This weekend my two site-mates were both gone to Chișinau! That’s because the Health Education (HE) and Community and Organizational Development (COD) programs were both participating in the Fall In-Service Training (IST), which I was fortunate to take part in about two weeks ago with my fellow English Education (EE) volunteers. In all, we spent 5 days together in Chișinau, during which time I:
Practiced a lot of Romanian, learned some new constructions, and had all my questions answered by a fantastic language teacher
Got a wealth of information about working with extra-curricular programs
Got to know my partner teacher even better, outside of the school context
Learned some interesting new tools for working together as a team
Enjoyed the company of some truly awesome people I spent the summer with, who are certainly now some of my closest friends
Shared our experiences in the field, learned from and supported one another
Today the eleventh grade had a special project. Instead of grammar or reading texts from their book, they created a photo greeting in English. Why? To introduce themselves to a similar class of students in North Carolina! My partner teacher (in the picture below) decided to participate in a partnership program that will involve several interchanges of information throughout the year. North Carolina has a history of strong ties with Moldova, and the students are excited about getting to know their fellow students in another part of the world.
Kindergarten. What does the word bring to mind? Brightly colored furniture, and colorful decorations depicting the alphabet, colors, and numbers. Lots of different manipulatives (aka t.o.y.s) for active young minds and hands to explore. Materials for “make-believe” — young learners’ way to discover more about their world.
Lots of inviting books for children to browse through and teachers to read. A barely-controlled buzz of activity at all times, as little ones develop their language and understanding of the world, exploring, interacting and talking. If you are reading this in America, sadly, many of these elements may have disappeared from today’s kindergartens. But I found all of them at the grădiniță (“gruh-deen-eet-suh”)* that I was privileged to visit last Friday.
I’m told that this building houses many classrooms like this, catering to somewhere around 200 children, ages 2-6. The classroom I visited houses 25 students, aged 5 and 6, with their teacher and an aide. They eat a hot lunch in the room, and take a two-hour nap afterwards in real beds.
This is a public school, funded by the government, with some support from parents. (Incidentally, working mothers also get a 3-year maternity leave, with their job held for them, mandated by law). Show of hands: how many of my kindergarten teacher friends now want to move to Moldova?
Anyone who knows me at all, knows that I love little kids. After years as a kindergarten teacher, I miss interacting with them every day. So when I was offered the chance to visit a kindergarten (grădiniță) and watch their Autumn celebration (Toamna de Aur), I jumped at the chance! But I wasn’t prepared for the how talented and well-rehearsed these five-year-olds were!
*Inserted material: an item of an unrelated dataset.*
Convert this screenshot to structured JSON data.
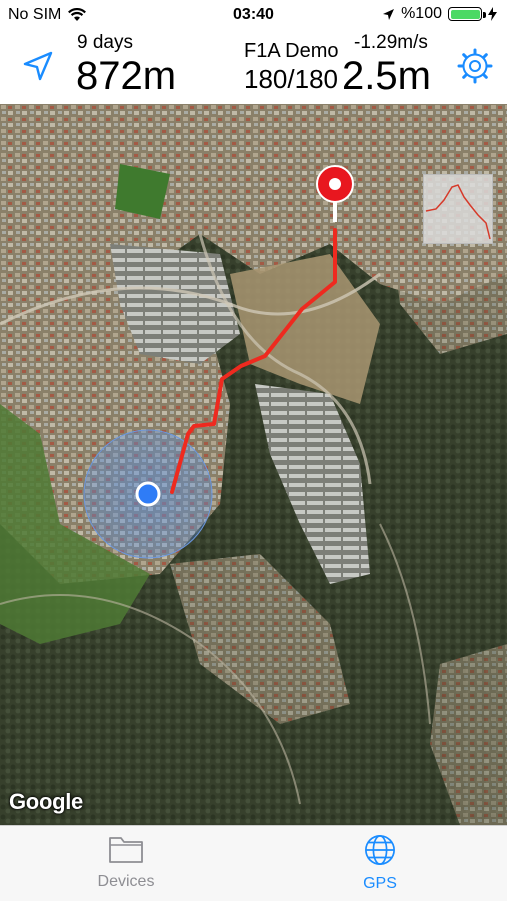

The show lasted a full hour, and included poetry recitals, dances, a skit, games, and a sort of a cross between theater and make-believe, all woven into a story that kept the little ones engaged and interested while charming everyone in the audience. The kindergarten teacher participated in the show, while an extremely talented music & dance teacher gave cues from the sidelines. Without any adult interference, these little ones fell into formation for at least 6 different dances (some requiring carefully-prepared props). They also performed a skit with memorized lines, and several recited poetry. In between, the teacher, took them on a “search” through an imaginary forest for Zina Toamnei, the spirit of Autumn, with a little help from Baba Cloantsa (a scary, forest-dwelling witch)and a friendly forest gnome. Here are just a few carefully selected highlights (Click for larger images and captions!):
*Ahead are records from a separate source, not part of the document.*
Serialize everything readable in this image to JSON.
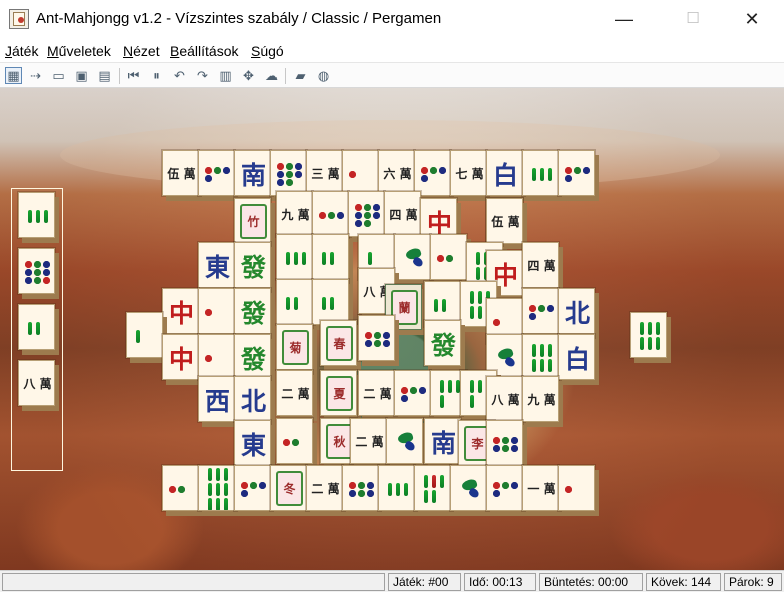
{
  "window": {
    "title": "Ant-Mahjongg v1.2 - Vízszintes szabály / Classic / Pergamen",
    "minimize": "—",
    "maximize": "☐",
    "close": "✕"
  },
  "menu": [
    "Játék",
    "Műveletek",
    "Nézet",
    "Beállítások",
    "Súgó"
  ],
  "toolbar": [
    {
      "icon": "new-game-icon",
      "glyph": "▦"
    },
    {
      "icon": "restart-icon",
      "glyph": "⇢"
    },
    {
      "icon": "open-icon",
      "glyph": "▭"
    },
    {
      "icon": "save-icon",
      "glyph": "▣"
    },
    {
      "icon": "save-as-icon",
      "glyph": "▤"
    },
    {
      "icon": "undo-all-icon",
      "glyph": "⏮"
    },
    {
      "icon": "pause-icon",
      "glyph": "⏸"
    },
    {
      "icon": "undo-icon",
      "glyph": "↶"
    },
    {
      "icon": "redo-icon",
      "glyph": "↷"
    },
    {
      "icon": "show-moves-icon",
      "glyph": "▥"
    },
    {
      "icon": "shuffle-icon",
      "glyph": "✥"
    },
    {
      "icon": "hint-icon",
      "glyph": "☁"
    },
    {
      "icon": "help-book-icon",
      "glyph": "▰"
    },
    {
      "icon": "about-icon",
      "glyph": "◍"
    }
  ],
  "board": {
    "background": "canyon",
    "selected_tile": "蘭",
    "tiles": [
      [
        "伍\n萬"
      ],
      [
        "4 circles"
      ],
      [
        "南"
      ],
      [
        "8 circles"
      ],
      [
        "三\n萬"
      ],
      [
        "1 circle"
      ],
      [
        "六\n萬"
      ],
      [
        "4 circles"
      ],
      [
        "七\n萬"
      ],
      [
        "白"
      ],
      [
        "3 bamboo"
      ],
      [
        "4 circles"
      ],
      [
        "竹"
      ],
      [
        "九\n萬"
      ],
      [
        "3 circles"
      ],
      [
        "8 circles"
      ],
      [
        "四\n萬"
      ],
      [
        "中"
      ],
      [
        "四\n萬"
      ],
      [
        "伍\n萬"
      ],
      [
        "東"
      ],
      [
        "發"
      ],
      [
        "3 bamboo"
      ],
      [
        "2 bamboo"
      ],
      [
        "1 bamboo"
      ],
      [
        "bird"
      ],
      [
        "2 circles"
      ],
      [
        "6 bamboo"
      ],
      [
        "中"
      ],
      [
        "四\n萬"
      ],
      [
        "中"
      ],
      [
        "1 circle"
      ],
      [
        "發"
      ],
      [
        "2 bamboo"
      ],
      [
        "2 bamboo"
      ],
      [
        "八\n萬"
      ],
      [
        "蘭"
      ],
      [
        "2 bamboo"
      ],
      [
        "6 bamboo"
      ],
      [
        "1 circle"
      ],
      [
        "4 circles"
      ],
      [
        "北"
      ],
      [
        "1 bamboo"
      ],
      [
        "中"
      ],
      [
        "1 circle"
      ],
      [
        "發"
      ],
      [
        "菊"
      ],
      [
        "春"
      ],
      [
        "6 circles"
      ],
      [
        "發"
      ],
      [
        "bird"
      ],
      [
        "6 bamboo"
      ],
      [
        "白"
      ],
      [
        "6 bamboo"
      ],
      [
        "西"
      ],
      [
        "北"
      ],
      [
        "二\n萬"
      ],
      [
        "夏"
      ],
      [
        "二\n萬"
      ],
      [
        "4 circles"
      ],
      [
        "4 bamboo"
      ],
      [
        "4 bamboo"
      ],
      [
        "八\n萬"
      ],
      [
        "九\n萬"
      ],
      [
        "東"
      ],
      [
        "2 circles"
      ],
      [
        "秋"
      ],
      [
        "二\n萬"
      ],
      [
        "bird"
      ],
      [
        "南"
      ],
      [
        "李"
      ],
      [
        "6 circles"
      ],
      [
        "2 circles"
      ],
      [
        "9 bamboo"
      ],
      [
        "4 circles"
      ],
      [
        "冬"
      ],
      [
        "二\n萬"
      ],
      [
        "6 circles"
      ],
      [
        "3 bamboo"
      ],
      [
        "5 bamboo"
      ],
      [
        "bird"
      ],
      [
        "4 circles"
      ],
      [
        "一\n萬"
      ],
      [
        "1 circle"
      ],
      [
        "六\n萬"
      ]
    ],
    "sidebar": [
      "3 bamboo",
      "9 circles",
      "2 bamboo",
      "八\n萬"
    ]
  },
  "status": {
    "blank": "",
    "game": "Játék: #00",
    "time": "Idő: 00:13",
    "penalty": "Büntetés: 00:00",
    "stones": "Kövek: 144",
    "pairs": "Párok: 9"
  },
  "colors": {
    "tile_face": "#fff7e8",
    "circle_blue": "#1e2b7f",
    "bamboo_green": "#13962c",
    "dragon_red": "#c01d1d"
  }
}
Everyone found their place without help and began to dance!
The forest gnome helping the children and their teacher
My host mom laughed at me when I took this picture. She doesn’t think it really counts as cooking, since all she did was cut up a pumpkin (from her garden!) and put it in the oven, with maybe a little vegetable oil. Bostan din Cuptor (“Bost-ahn deen coop-tor”)* just means “pumpkin from the oven.” But it sure tastes good!